Originally it was set up as a trading block to face the outside world. I’m not sure how relevant that model still is today. There are a number of countries which are at significantly different levels of development while Trinidad and Tobago is highly developed. What is good for Trinidad and Tobago might not be good for a lesser developed market which might decimate the local manufacturing sector. It’s a fine balancing act, and it is the reason why we’ve had to have bi-lateral agreements with Guatemala, Panama and El Salvador rather than having CARICOM arrangements. We’ve got to understand the nuances of the new global trading order and have policy decisions that work accordingly for each country, so the very small countries/economies don’t pull the larger ones down.Let’s imagine you are in the business lounge at JFK and you strike up a conversation with a potential investor. What would you tell him to make him reroute his trip to come to TT right away?

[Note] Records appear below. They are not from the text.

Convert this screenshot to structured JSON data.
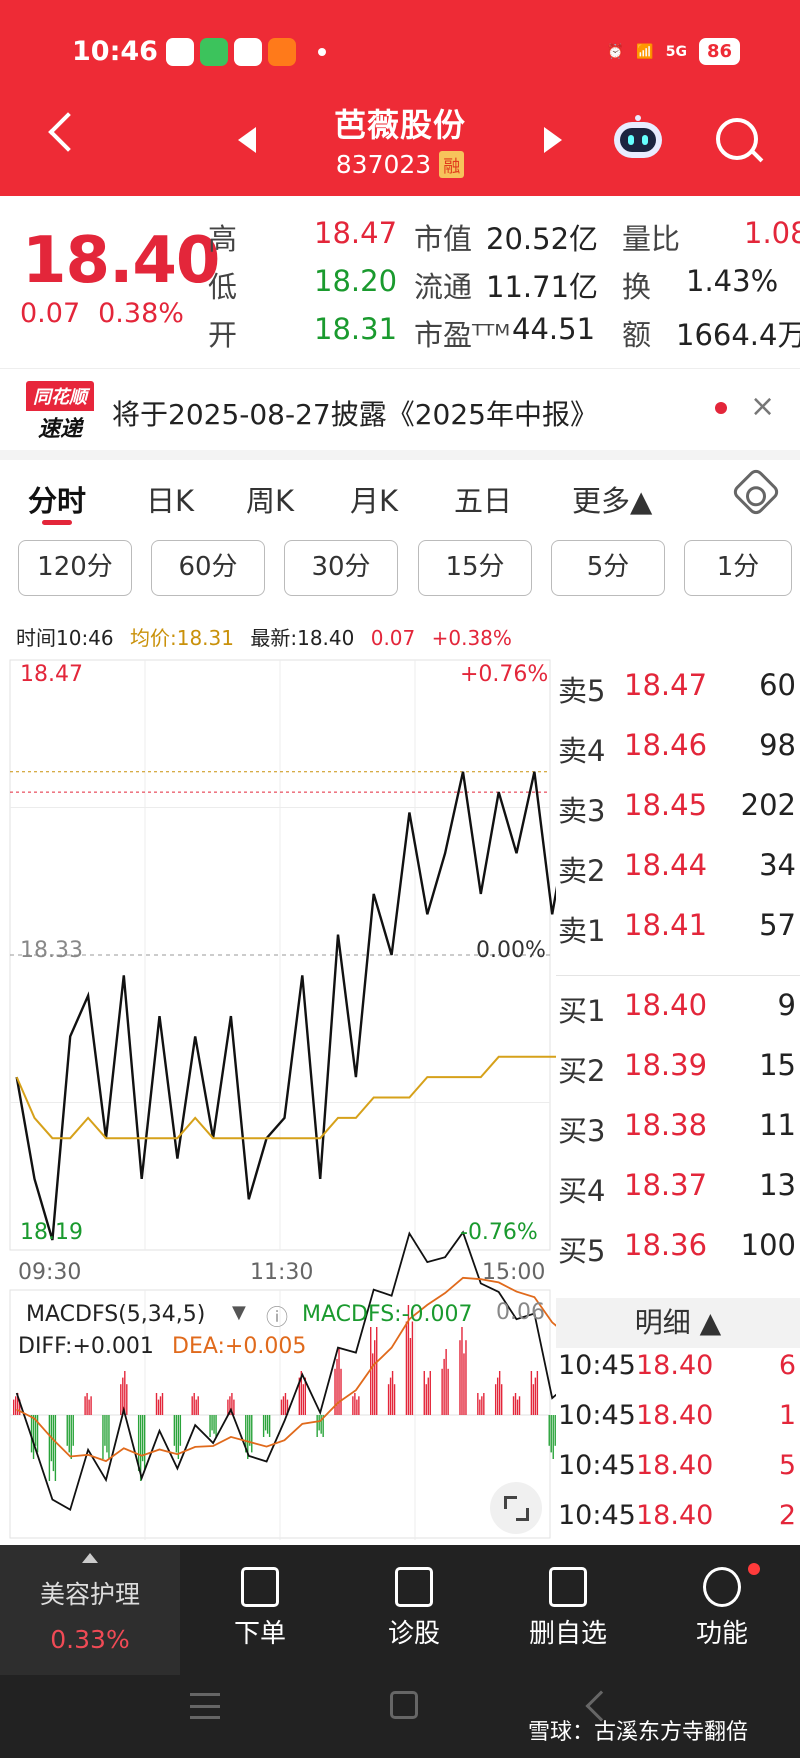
{
  "status": {
    "time": "10:46",
    "signal": "5G",
    "battery": "86"
  },
  "header": {
    "name": "芭薇股份",
    "code": "837023",
    "badge": "融"
  },
  "quote": {
    "price": "18.40",
    "change": "0.07",
    "change_pct": "0.38%",
    "rows": [
      {
        "l1": "高",
        "v1": "18.47",
        "l2": "市值",
        "v2": "20.52亿",
        "l3": "量比",
        "v3": "1.08"
      },
      {
        "l1": "低",
        "v1": "18.20",
        "l2": "流通",
        "v2": "11.71亿",
        "l3": "换",
        "v3": "1.43%"
      },
      {
        "l1": "开",
        "v1": "18.31",
        "l2": "市盈ᵀᵀᴹ",
        "v2": "44.51",
        "l3": "额",
        "v3": "1664.4万"
      }
    ]
  },
  "notice": {
    "logo_top": "同花顺",
    "logo_bottom": "速递",
    "text": "将于2025-08-27披露《2025年中报》",
    "close": "×"
  },
  "tabs": [
    "分时",
    "日K",
    "周K",
    "月K",
    "五日",
    "更多▲"
  ],
  "periods": [
    "120分",
    "60分",
    "30分",
    "15分",
    "5分",
    "1分"
  ],
  "info": {
    "time": "时间10:46",
    "avg": "均价:18.31",
    "latest": "最新:18.40",
    "chg": "0.07",
    "pct": "+0.38%"
  },
  "chart_data": {
    "type": "line",
    "title": "",
    "y_labels": {
      "top": "18.47",
      "mid": "18.33",
      "bottom": "18.19",
      "top_pct": "+0.76%",
      "mid_pct": "0.00%",
      "bottom_pct": "-0.76%"
    },
    "x_labels": [
      "09:30",
      "11:30",
      "15:00"
    ],
    "ylim": [
      18.19,
      18.47
    ],
    "reference": 18.33,
    "series": [
      {
        "name": "",
        "values": [
          18.27,
          18.22,
          18.19,
          18.29,
          18.31,
          18.24,
          18.32,
          18.22,
          18.3,
          18.23,
          18.29,
          18.24,
          18.3,
          18.21,
          18.24,
          18.25,
          18.32,
          18.22,
          18.34,
          18.27,
          18.36,
          18.33,
          18.4,
          18.35,
          18.38,
          18.42,
          18.36,
          18.41,
          18.38,
          18.42,
          18.35,
          18.4,
          18.36,
          18.46,
          18.47,
          18.45,
          18.42,
          18.46,
          18.43,
          18.44,
          18.39,
          18.42,
          18.4,
          18.41
        ]
      },
      {
        "name": "",
        "values": [
          18.27,
          18.25,
          18.24,
          18.24,
          18.25,
          18.24,
          18.24,
          18.24,
          18.24,
          18.24,
          18.25,
          18.24,
          18.24,
          18.24,
          18.24,
          18.24,
          18.24,
          18.24,
          18.25,
          18.25,
          18.26,
          18.26,
          18.26,
          18.27,
          18.27,
          18.27,
          18.27,
          18.28,
          18.28,
          18.28,
          18.28,
          18.28,
          18.28,
          18.29,
          18.29,
          18.29,
          18.3,
          18.3,
          18.3,
          18.3,
          18.3,
          18.31,
          18.31,
          18.31
        ]
      }
    ],
    "macd": {
      "label": "MACDFS(5,34,5)",
      "value_label": "MACDFS:-0.007",
      "diff": "DIFF:+0.001",
      "dea": "DEA:+0.005",
      "scale": "0.06",
      "bars": [
        0.01,
        -0.02,
        -0.03,
        -0.02,
        0.01,
        -0.02,
        0.02,
        -0.03,
        0.01,
        -0.02,
        0.01,
        -0.01,
        0.01,
        -0.02,
        -0.01,
        0.01,
        0.02,
        -0.01,
        0.03,
        0.01,
        0.04,
        0.02,
        0.05,
        0.02,
        0.03,
        0.04,
        0.01,
        0.02,
        0.01,
        0.02,
        -0.02,
        0.01,
        -0.01,
        0.03,
        0.04,
        0.02,
        0.01,
        0.02,
        -0.01,
        -0.02,
        -0.03,
        -0.02,
        -0.03,
        -0.02
      ]
    }
  },
  "orderbook": {
    "asks": [
      {
        "label": "卖5",
        "price": "18.47",
        "vol": "60"
      },
      {
        "label": "卖4",
        "price": "18.46",
        "vol": "98"
      },
      {
        "label": "卖3",
        "price": "18.45",
        "vol": "202"
      },
      {
        "label": "卖2",
        "price": "18.44",
        "vol": "34"
      },
      {
        "label": "卖1",
        "price": "18.41",
        "vol": "57"
      }
    ],
    "bids": [
      {
        "label": "买1",
        "price": "18.40",
        "vol": "9"
      },
      {
        "label": "买2",
        "price": "18.39",
        "vol": "15"
      },
      {
        "label": "买3",
        "price": "18.38",
        "vol": "11"
      },
      {
        "label": "买4",
        "price": "18.37",
        "vol": "13"
      },
      {
        "label": "买5",
        "price": "18.36",
        "vol": "100"
      }
    ]
  },
  "detail": {
    "title": "明细 ▲",
    "rows": [
      {
        "time": "10:45",
        "price": "18.40",
        "vol": "6"
      },
      {
        "time": "10:45",
        "price": "18.40",
        "vol": "1"
      },
      {
        "time": "10:45",
        "price": "18.40",
        "vol": "5"
      },
      {
        "time": "10:45",
        "price": "18.40",
        "vol": "2"
      }
    ]
  },
  "bottom": {
    "sector_name": "美容护理",
    "sector_pct": "0.33%",
    "items": [
      "下单",
      "诊股",
      "删自选",
      "功能"
    ]
  },
  "watermark": "雪球：古溪东方寺翻倍"
}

Trinidad and Tobago has the right mix of almost everything that you would classify as the perfect investment environment. There are no restrictions on foreign exchange. There are no restrictions on repatriation of profits. There are significant investments on our books to encourage foreign investors. We have “free-zone areas” linked to a market of over 600 million people. Our electricity is cheap and our energy prices are very low. There are frequent flights in and out of Trinidad on a daily basis to Canada, the US, and the UK. We are a fun-loving people, with a fascinating culture, perfect beaches, and you can’t forget carnival. Really, we are a perfect mix of everything you would want as far as setting up a successful business.